Safari Williams' 'kaleidoscopic jungle jazz'
Former King Guru players choose their own adventure
Clark Hamilton (guitar, vocals), Daniel Hyman (bass, vocals), and Anthony Doud (percussion, vocals), have transcended their former identity as three-fifths of King Guru, giving rise to a wholly new entity, called Safari Williams. Although this new trio is culled from the ashes of the local jazz-influenced indie rock quintet, Safari Williams is more than just a rebranding of King Guru's psychedelic rock.
“Our band is based around a story where we, the band, are stranded and are looking for our guide, named Safari Williams, who abandoned us,” says Hyman. “All the songs we sing are about the animals we encounter and the places we stumble into along the way.”
The group takes listeners on a sonic trek into the wilds, fleshing out its new personality and identity with intricate rhythms, culminating in a quirky genre they call “kaleidoscopic jungle jazz.” Hamilton’s flourish guitar riffs take lead, while Hyman’s bulletproof bass lines drive a perpetual groove.

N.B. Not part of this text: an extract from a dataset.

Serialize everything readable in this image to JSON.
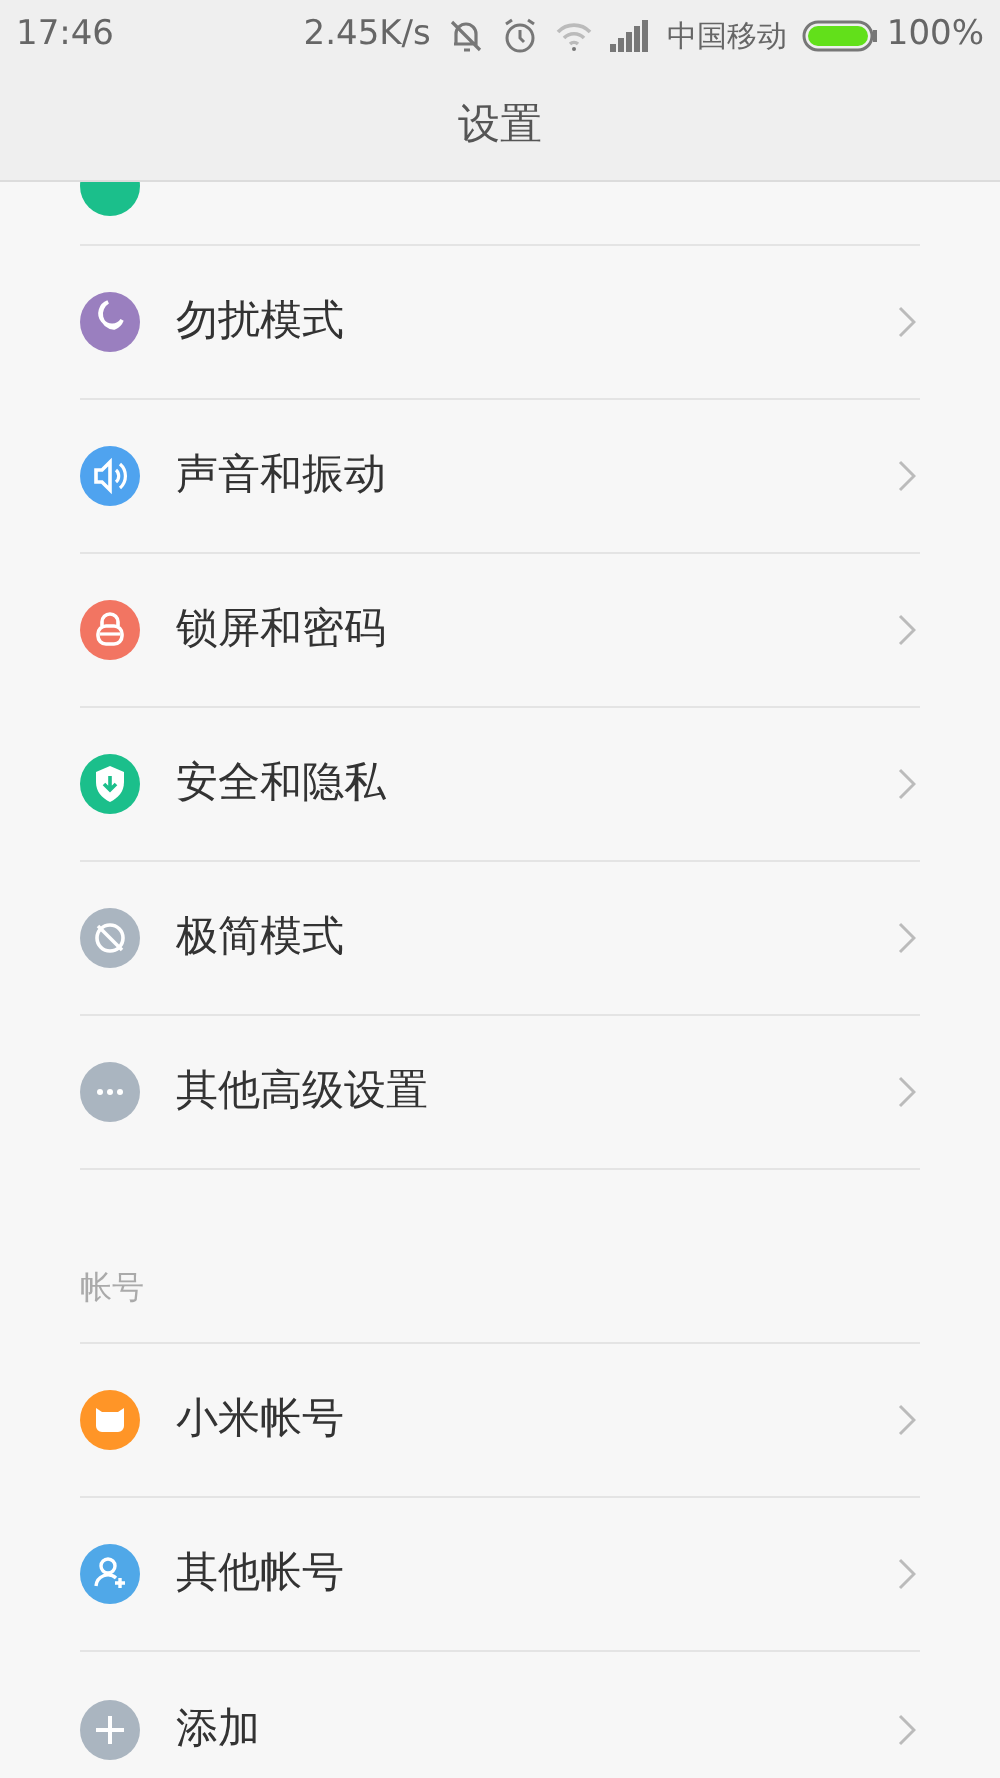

Doud’s percussion bridges these driving elements with two manic energy, jungle-inspired imagery, and technical proficiency. Through it all, Safari Williams shares an undeniable chemistry and a sense of camaraderie that stems from years spent playing together in other projects.
Although Safari Williams is still a new presence in the Atlanta music scene, the group is quickly drawing attention through its commitment to the narrative its members have created. And following a blistering recording session for Georgia Tech's student-run radio station, 91.1 FM/WREK, all eyes are on Safari Williams. According to Hyman, the group will add both theatrical and interactive components to its upcoming shows. And while Safari Williams has yet to release any recorded material, the group recently tracked songs for a debut album which will should be out by the end of the summer, so keep those binoculars on hand. Safari Williams has a lot more in store.